Here’s a real life example: During the 2000 season, Robin Ventura apparently REALLY got into Bob Dylan. I have audio and video from the playoffs that year in which you can see/hear him striding to the plate along to “Positively 4th Street” and “Like a Rolling Stone.” Classics? I’d say so, and I’m not even a Dylan fan. Appropriate walk up music? Absolutely not.
With Opening Day looming once again, I’ve decided to do this series once again, because there’s no shortage of inappropriate walk up music out there. One difference: back in 2009, I picked three songs a day, but this time I’m limiting myself to one a day, because I have only so many hours in the day, and am lazy.
Our first entry is a tune I found online many years ago, from a Brian Wilson bootleg called Adult Child. It dates from around 1976/1977, roughly at the same time he briefly returned to The Beach Boys, and as such the album has a few appearances from bandmates like Mike Love. It was also recorded at a time when Wilson’s sanity was not at a high watermark. During this period, he liked to compose songs with the classic Beach Boys sound, but which had lyrics that were intensely simple and literal, even by his standards. Next to these tunes, Jonathan Richman’s lyrics sound like Cole Porter’s.

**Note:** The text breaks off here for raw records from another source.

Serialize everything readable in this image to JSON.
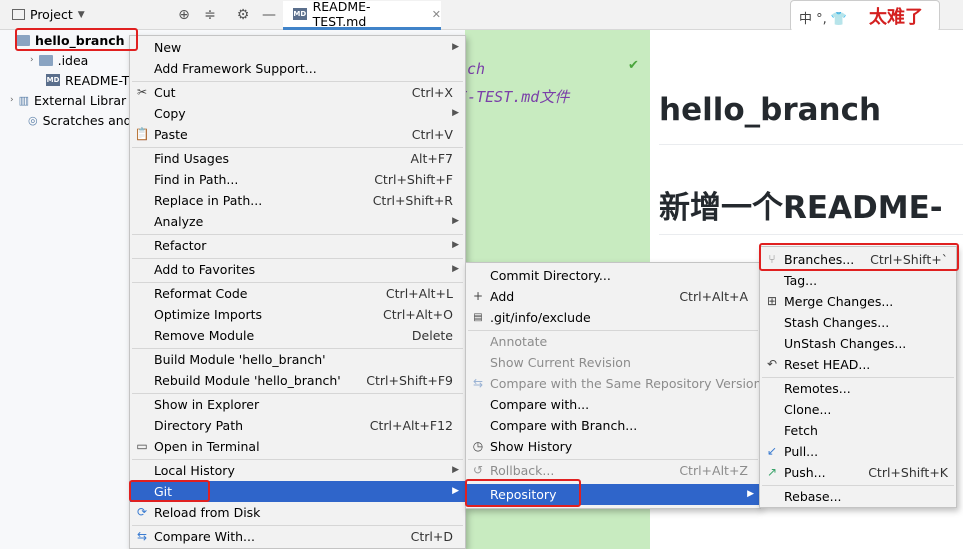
{
  "project_panel": {
    "title": "Project",
    "tree": [
      "hello_branch",
      ".idea",
      "README-TE",
      "External Librar",
      "Scratches and"
    ]
  },
  "editor": {
    "tab_label": "README-TEST.md",
    "md_badge": "MD",
    "code_line1": "ch",
    "code_line2": "DME-TEST.md文件"
  },
  "preview": {
    "heading1": "hello_branch",
    "heading2": "新增一个README-"
  },
  "ime_bar": {
    "chars": "中 °, 👕",
    "sticker": "太难了"
  },
  "context_menu": {
    "items": [
      {
        "label": "New",
        "shortcut": "",
        "submenu": true
      },
      {
        "label": "Add Framework Support...",
        "shortcut": ""
      },
      {
        "label": "Cut",
        "shortcut": "Ctrl+X",
        "icon": "✂"
      },
      {
        "label": "Copy",
        "shortcut": "",
        "submenu": true
      },
      {
        "label": "Paste",
        "shortcut": "Ctrl+V",
        "icon": "📋"
      },
      {
        "label": "Find Usages",
        "shortcut": "Alt+F7"
      },
      {
        "label": "Find in Path...",
        "shortcut": "Ctrl+Shift+F"
      },
      {
        "label": "Replace in Path...",
        "shortcut": "Ctrl+Shift+R"
      },
      {
        "label": "Analyze",
        "shortcut": "",
        "submenu": true
      },
      {
        "label": "Refactor",
        "shortcut": "",
        "submenu": true
      },
      {
        "label": "Add to Favorites",
        "shortcut": "",
        "submenu": true
      },
      {
        "label": "Reformat Code",
        "shortcut": "Ctrl+Alt+L"
      },
      {
        "label": "Optimize Imports",
        "shortcut": "Ctrl+Alt+O"
      },
      {
        "label": "Remove Module",
        "shortcut": "Delete"
      },
      {
        "label": "Build Module 'hello_branch'",
        "shortcut": ""
      },
      {
        "label": "Rebuild Module 'hello_branch'",
        "shortcut": "Ctrl+Shift+F9"
      },
      {
        "label": "Show in Explorer",
        "shortcut": ""
      },
      {
        "label": "Directory Path",
        "shortcut": "Ctrl+Alt+F12"
      },
      {
        "label": "Open in Terminal",
        "shortcut": ""
      },
      {
        "label": "Local History",
        "shortcut": "",
        "submenu": true
      },
      {
        "label": "Git",
        "shortcut": "",
        "submenu": true
      },
      {
        "label": "Reload from Disk",
        "shortcut": ""
      },
      {
        "label": "Compare With...",
        "shortcut": "Ctrl+D"
      }
    ]
  },
  "git_menu": {
    "items": [
      {
        "label": "Commit Directory...",
        "shortcut": ""
      },
      {
        "label": "Add",
        "shortcut": "Ctrl+Alt+A"
      },
      {
        "label": ".git/info/exclude",
        "shortcut": ""
      },
      {
        "label": "Annotate",
        "shortcut": ""
      },
      {
        "label": "Show Current Revision",
        "shortcut": ""
      },
      {
        "label": "Compare with the Same Repository Version",
        "shortcut": ""
      },
      {
        "label": "Compare with...",
        "shortcut": ""
      },
      {
        "label": "Compare with Branch...",
        "shortcut": ""
      },
      {
        "label": "Show History",
        "shortcut": ""
      },
      {
        "label": "Rollback...",
        "shortcut": "Ctrl+Alt+Z"
      },
      {
        "label": "Repository",
        "shortcut": ""
      }
    ]
  },
  "repository_menu": {
    "items": [
      {
        "label": "Branches...",
        "shortcut": "Ctrl+Shift+`"
      },
      {
        "label": "Tag...",
        "shortcut": ""
      },
      {
        "label": "Merge Changes...",
        "shortcut": ""
      },
      {
        "label": "Stash Changes...",
        "shortcut": ""
      },
      {
        "label": "UnStash Changes...",
        "shortcut": ""
      },
      {
        "label": "Reset HEAD...",
        "shortcut": ""
      },
      {
        "label": "Remotes...",
        "shortcut": ""
      },
      {
        "label": "Clone...",
        "shortcut": ""
      },
      {
        "label": "Fetch",
        "shortcut": ""
      },
      {
        "label": "Pull...",
        "shortcut": ""
      },
      {
        "label": "Push...",
        "shortcut": "Ctrl+Shift+K"
      },
      {
        "label": "Rebase...",
        "shortcut": ""
      }
    ]
  }
}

I only have one song from this ancient download: “It’s Trying to Say (Baseball).” It starts out with some sentiments about how Brian loves simple folk and their simple ways. More than a little condescending, but very Wilsonian. You’ll notice his voice is not in the greatest shape, a little scratchy. But that’s not the weirdest part of this song, not by a long shot.
After the first verse, the song degenerates into lyrics about baseball, for some reason, which sound like they were taken straight from marketing copy intended for season ticket holders. Upgrade now! Great seats still available! The lyrics don’t rhyme for the most part, and are delivered in a choppy style that suggests Brian was repeating something he just heard on TV. Take away the four part harmonies and instrumentation, and you could imagine Wesley Willis singing it.